As a mixed media artist, I am often trying to find just the right color of paint to use as background color or to go with a magazine picture that I find!
After writing about how to mix purple paint, I got a lot of questions about what would happen if we mixed purple with black or purple with black. It seems many of us like to use purple paints in our artwork.
Mixing Purple Paint With Black
I have to say that I was super disappointed about mixing purple with black. I was thinking it would make a dark purple or deep purple color like plum, but no!
As soon as you added any black to the purple it got less vibrant and super dark, losing all the depth that purple usually has! And that was even just barely adding a couple of drops of black to bunch of purple paint.
As you know, adding black to purple makes it a shade, but it got so muddy and cloudy that it almost wound up looking like a tone (adding black AND white to the color).
If I am using purple I am wanting a pop of color, so this was not something I will be doing in the future!
Additional Resource :: Mixing Purple With All The Colors of the Rainbow
Mixing Purple Paint With White
I have to say that I was WAY more enthusiastic about mixing purple with white!
When I added white, it kept the vibrancy that we like about purple and just seemed more like light purple. It didn’t become super pastel-y until you were mixing white with a little purple.
I would for sure feel comfortable about making lighter purple for a project, just by mixing some straight white in!

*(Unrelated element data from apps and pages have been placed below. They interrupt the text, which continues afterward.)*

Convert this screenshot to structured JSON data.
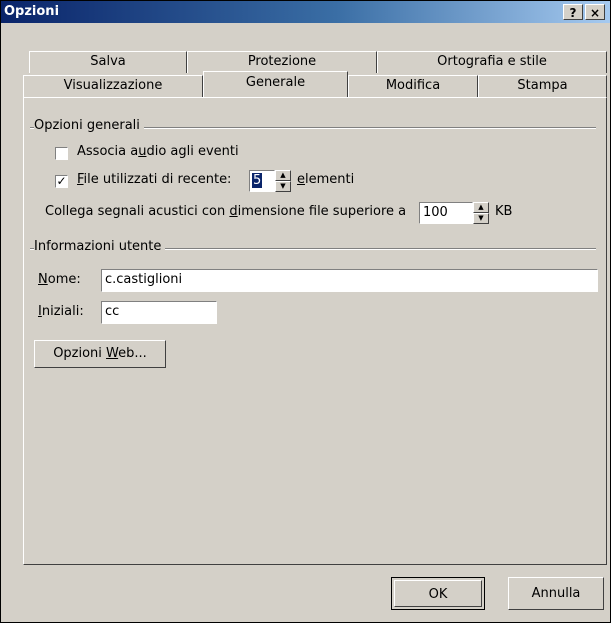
{
  "window": {
    "title": "Opzioni",
    "help_label": "?",
    "close_label": "×"
  },
  "tabs_row1": [
    "Salva",
    "Protezione",
    "Ortografia e stile"
  ],
  "tabs_row2": [
    "Visualizzazione",
    "Generale",
    "Modifica",
    "Stampa"
  ],
  "active_tab": "Generale",
  "general": {
    "section_title": "Opzioni generali",
    "assoc_audio_pre": "Associa a",
    "assoc_audio_key": "u",
    "assoc_audio_post": "dio agli eventi",
    "assoc_audio_checked": false,
    "recent_files_key": "F",
    "recent_files_post": "ile utilizzati di recente:",
    "recent_files_checked": true,
    "recent_files_count": "5",
    "elements_key": "e",
    "elements_post": "lementi",
    "sound_pre": "Collega segnali acustici con ",
    "sound_key": "d",
    "sound_post": "imensione file superiore a",
    "sound_size": "100",
    "sound_unit": "KB"
  },
  "user_info": {
    "section_title": "Informazioni utente",
    "name_key": "N",
    "name_post": "ome:",
    "name_value": "c.castiglioni",
    "initials_key": "I",
    "initials_post": "niziali:",
    "initials_value": "cc"
  },
  "web_options": {
    "pre": "Opzioni ",
    "key": "W",
    "post": "eb..."
  },
  "footer": {
    "ok_label": "OK",
    "cancel_label": "Annulla"
  }
}
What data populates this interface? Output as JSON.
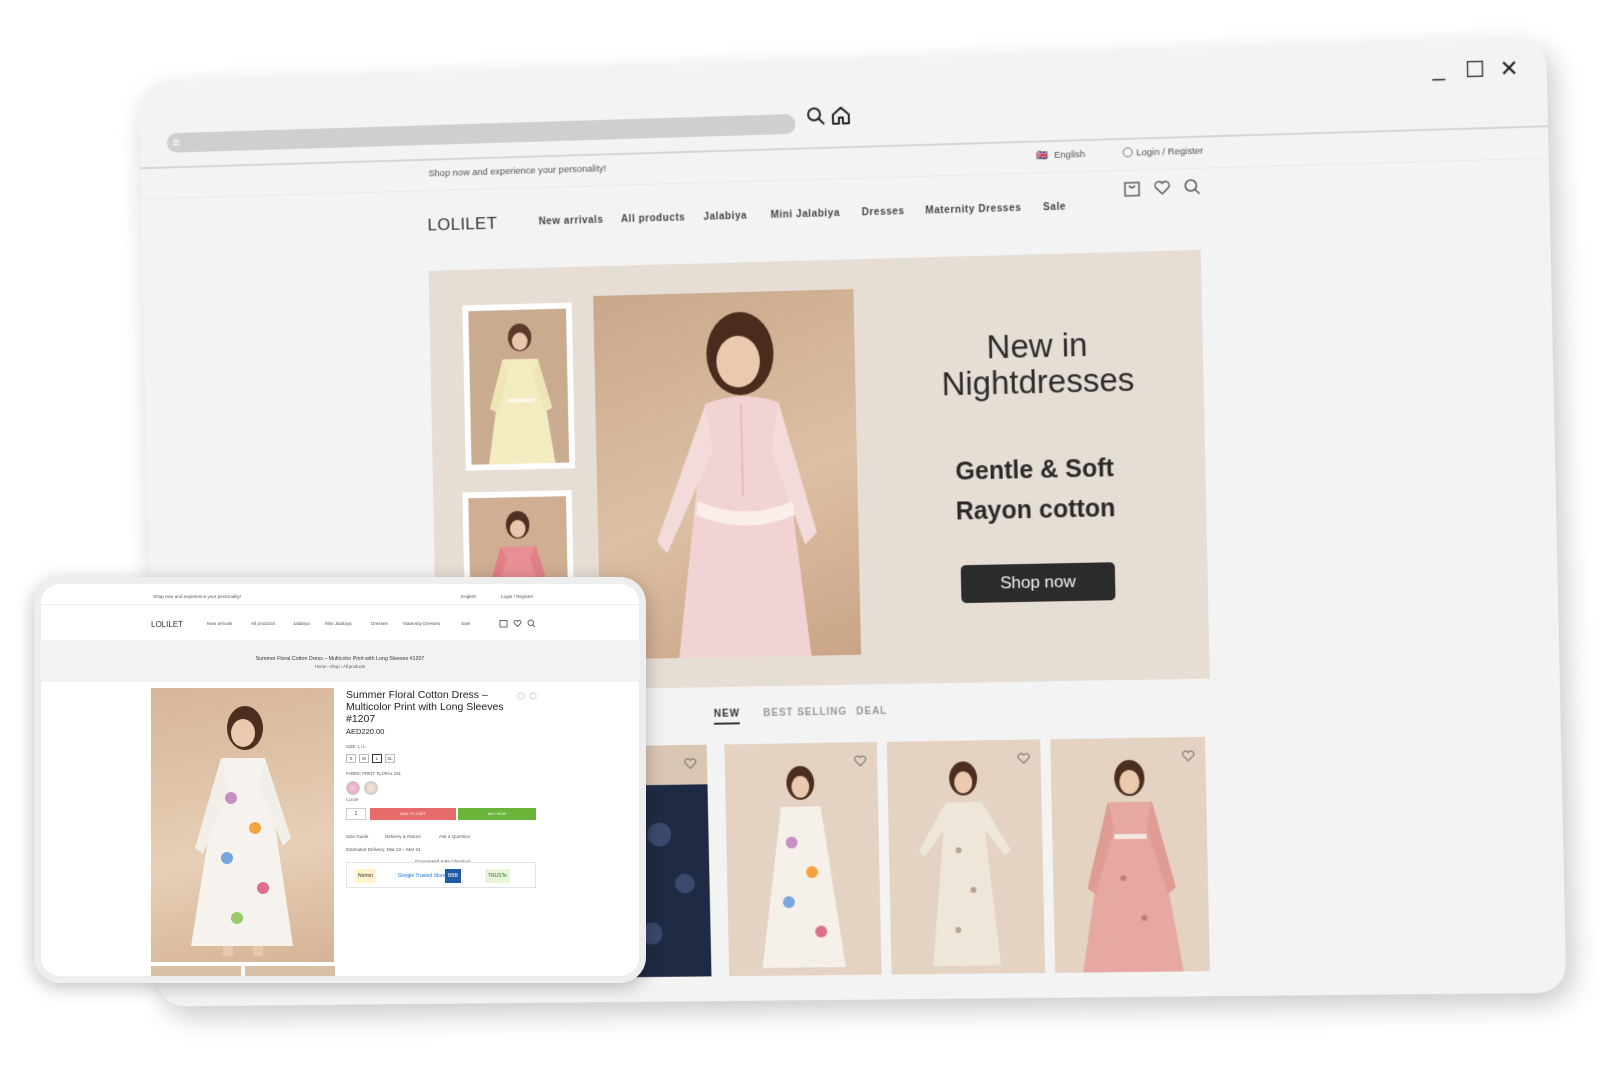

About This Test
Acrylic Paint Color Used: Eggplant
Types of Paint Used: Anita’s All Purpose Acrylic Paint (I got a whole bunch of these cheap at Hobby Lobby!)
True purple is a Secondary Color made up of half and half red and blue which are primary colors. Because I used a straight purple color, it did lighten down to lavender, but had I used a more red purple, we might have gotten more of a maroon or plum color when mixing them.
There are a million different colors of purple (think aubergine, maroon or plum) that you can make using various amounts of red, blue, even yellow or green!
Different Shades of Purple
In theory we could have gotten different shades of purple by adding varying amounts of black to purple, but the black just overwhelmed it altogether.
Magenta is the CYMYK version of purple … it is more fuchsia colored than what I think of as purple. According to color theory, Magenta is the true secondary “purple” color.
I feel like I sounded super grumpy at purple and black. I was really disappointed that even adding a couple of drops of black made it so darn dark! And this is why I do the experiments… so that I know what works when I am going to be doing real artwork in my journals!